Problem to solve — Copy, from the data below, each line that has the word "letter".

╭──

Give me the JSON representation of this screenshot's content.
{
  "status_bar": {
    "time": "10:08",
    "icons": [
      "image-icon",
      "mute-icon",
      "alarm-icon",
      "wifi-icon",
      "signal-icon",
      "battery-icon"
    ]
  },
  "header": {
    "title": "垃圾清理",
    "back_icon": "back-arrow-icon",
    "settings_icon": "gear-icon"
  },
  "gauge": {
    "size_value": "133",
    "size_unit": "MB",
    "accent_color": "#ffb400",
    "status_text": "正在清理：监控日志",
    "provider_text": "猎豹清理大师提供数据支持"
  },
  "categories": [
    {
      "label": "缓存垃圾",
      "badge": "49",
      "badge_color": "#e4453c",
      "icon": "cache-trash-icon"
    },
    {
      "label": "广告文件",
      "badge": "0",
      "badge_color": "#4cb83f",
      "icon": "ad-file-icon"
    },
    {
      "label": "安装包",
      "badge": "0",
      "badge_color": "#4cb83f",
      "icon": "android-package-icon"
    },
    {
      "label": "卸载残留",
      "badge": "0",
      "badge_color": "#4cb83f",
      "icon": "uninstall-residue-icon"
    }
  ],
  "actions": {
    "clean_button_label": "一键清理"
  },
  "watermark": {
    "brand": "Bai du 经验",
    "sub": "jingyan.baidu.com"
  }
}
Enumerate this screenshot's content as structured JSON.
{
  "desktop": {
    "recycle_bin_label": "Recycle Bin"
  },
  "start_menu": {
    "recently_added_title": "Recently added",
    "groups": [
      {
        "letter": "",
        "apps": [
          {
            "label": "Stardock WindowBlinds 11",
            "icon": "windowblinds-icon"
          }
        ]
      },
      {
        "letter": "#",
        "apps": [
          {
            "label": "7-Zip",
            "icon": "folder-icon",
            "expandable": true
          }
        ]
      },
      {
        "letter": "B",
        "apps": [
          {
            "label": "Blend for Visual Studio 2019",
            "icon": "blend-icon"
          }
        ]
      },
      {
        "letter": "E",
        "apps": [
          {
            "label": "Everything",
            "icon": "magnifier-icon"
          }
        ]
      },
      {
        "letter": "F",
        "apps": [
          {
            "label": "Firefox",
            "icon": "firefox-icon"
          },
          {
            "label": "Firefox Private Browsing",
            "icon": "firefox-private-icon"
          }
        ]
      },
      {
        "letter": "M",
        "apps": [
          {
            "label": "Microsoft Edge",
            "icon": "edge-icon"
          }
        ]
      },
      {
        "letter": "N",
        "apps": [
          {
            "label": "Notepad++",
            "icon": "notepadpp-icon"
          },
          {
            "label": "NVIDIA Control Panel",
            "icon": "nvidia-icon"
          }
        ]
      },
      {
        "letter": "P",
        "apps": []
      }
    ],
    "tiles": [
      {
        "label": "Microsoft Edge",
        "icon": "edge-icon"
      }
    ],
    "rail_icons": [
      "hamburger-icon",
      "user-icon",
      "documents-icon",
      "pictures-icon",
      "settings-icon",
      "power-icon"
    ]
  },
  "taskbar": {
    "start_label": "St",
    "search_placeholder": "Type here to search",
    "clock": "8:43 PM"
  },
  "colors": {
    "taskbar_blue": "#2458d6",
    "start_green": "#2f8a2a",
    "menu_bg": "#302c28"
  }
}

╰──

Your response —
        "letter": "",
        "letter": "#",
        "letter": "B",
        "letter": "E",
        "letter": "F",
        "letter": "M",
        "letter": "N",
        "letter": "P",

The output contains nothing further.